The Bunker 01Joshua Hale Fialkov and Joe Infurnari’s new bleak, hard-edged science fiction story The Bunker, starts off in fairly traditional fashion with 6 friends discovering a hatch that leads to a secret bunker (all very Lost meets The Hole). But as the story develops and they begin to question why the hatch has 4 of their names on (but not all 6), and why there are letters in there addressed to them, it begins to defy your preconceptions. Describing any more would potentially ruin the story, but lets just say the bunker has been sent back in time from their future selves, and using a split narrative across the two timelines we begin to put the story together in a truly fascinating and engaging way. It’s a story about fate and destiny and morality, and how groups of friends can remain inter-connected well into adulthood. It’s one of those books that requires an instant re-reading once finished to truly appreciate – not because it is over wrought and complex – but because there is so much in there which you need to truly appreciate and get your head around once everything is in context. Fialkov’s script is outstanding with Infurnani’s bleak monochromatic artwork giving the book a true sense of creeping tension. This could well be one of the sleeper hits of the year and will be on a movie screen before you know it, so be sure to get into this one now!
The Bunker is available via ComiXology for £1.49/$1.99

Moth City Season 2 part 2 (Thrillbent)

Moth City Issue 4 coverWe previewed Tim Gibsons’ Moth City earlier this week giving you the chance to see the new direction it’s going in with the extra horror elements in season 2. After the politcal wrangling of the first season, it’s beginning to develop a really nice dark tone to it and is becoming  reminiscent of Phillips and Brubaker’s Fatale (which is about as high a praise as we can give!). However what makes it such a great read is that intangible extra which comes with each instalment. The  Oriental setting and sub-plot  makes it feel really old fashioned and gritty, like a pulp novel from the 1940s, but not in a way which we have seen done a million times so it still feels fresh. Gibson’s artwork is tight and controlled making the most of ComiXology‘s Guided View with smart transitions and layered imagery, but it also has loose and expressive style, meaning it doesn’t feel soul-less and corporate. His script is smartly written and the characters brilliantly realised, so when combined together makes Moth City feel both incredibly modern and slick but also classic and timeless. Getting the balance of these elements right on a Guided View Comic is quite tricky and not everyone manages to get it, but with Moth City Gibson does a near perfect job of keeping his comic both readable and innovative in equal measures. Every page features something new and exciting and as such this should be regarded as the yardstick for all other Guided View comics to be judged against right now.
Moth City Season 2 Part 2 is available via ComiXology for £0.69/$0.99

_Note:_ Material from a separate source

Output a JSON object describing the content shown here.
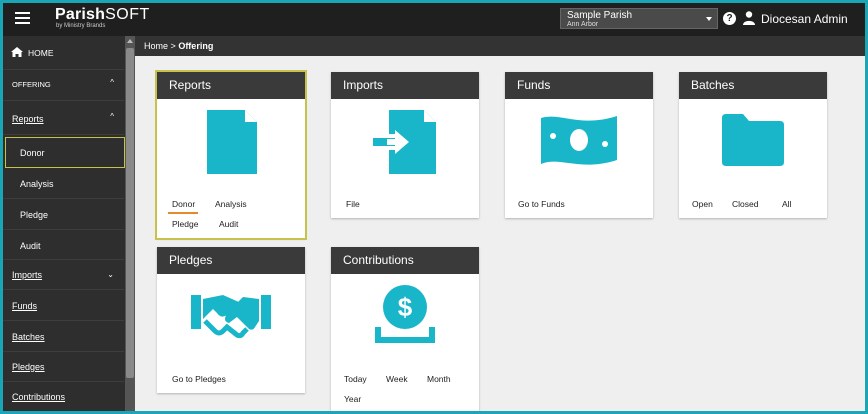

The Making of The Private Eye (Panel Syndicate)

The Making of The Private Eye (Panel Syndicate)If you’re a fan of Brian K Vaughan and Marcos Martin’s The Private Eye, or simply a huge fan of the comic book creation process then this is an absolute must. Stripping back the creative process for this ‘pay what you want’ digial comic right back to early concept emails, as well as the pitch which Vaughan gave Martin to get him board, this is about as revealing a behind the scenes look into the world of comics as you can get without being able to see inside BKV’s brain. Alongside early character sketches, layouts and a complete script for issue one, this lets you view the entire creative process for Vaughan and Martin’s modern masterpiece, including the rejected names and characters which never made the final draft. There are even emails discussing the very publishing model they chose. There’s just about enough in here to keep us satisfied while we wait for issue 4, as it’s filled with some truly fascinating stuff from this truly unique series!
The Making of The Private Eye is available from for the price of your choice.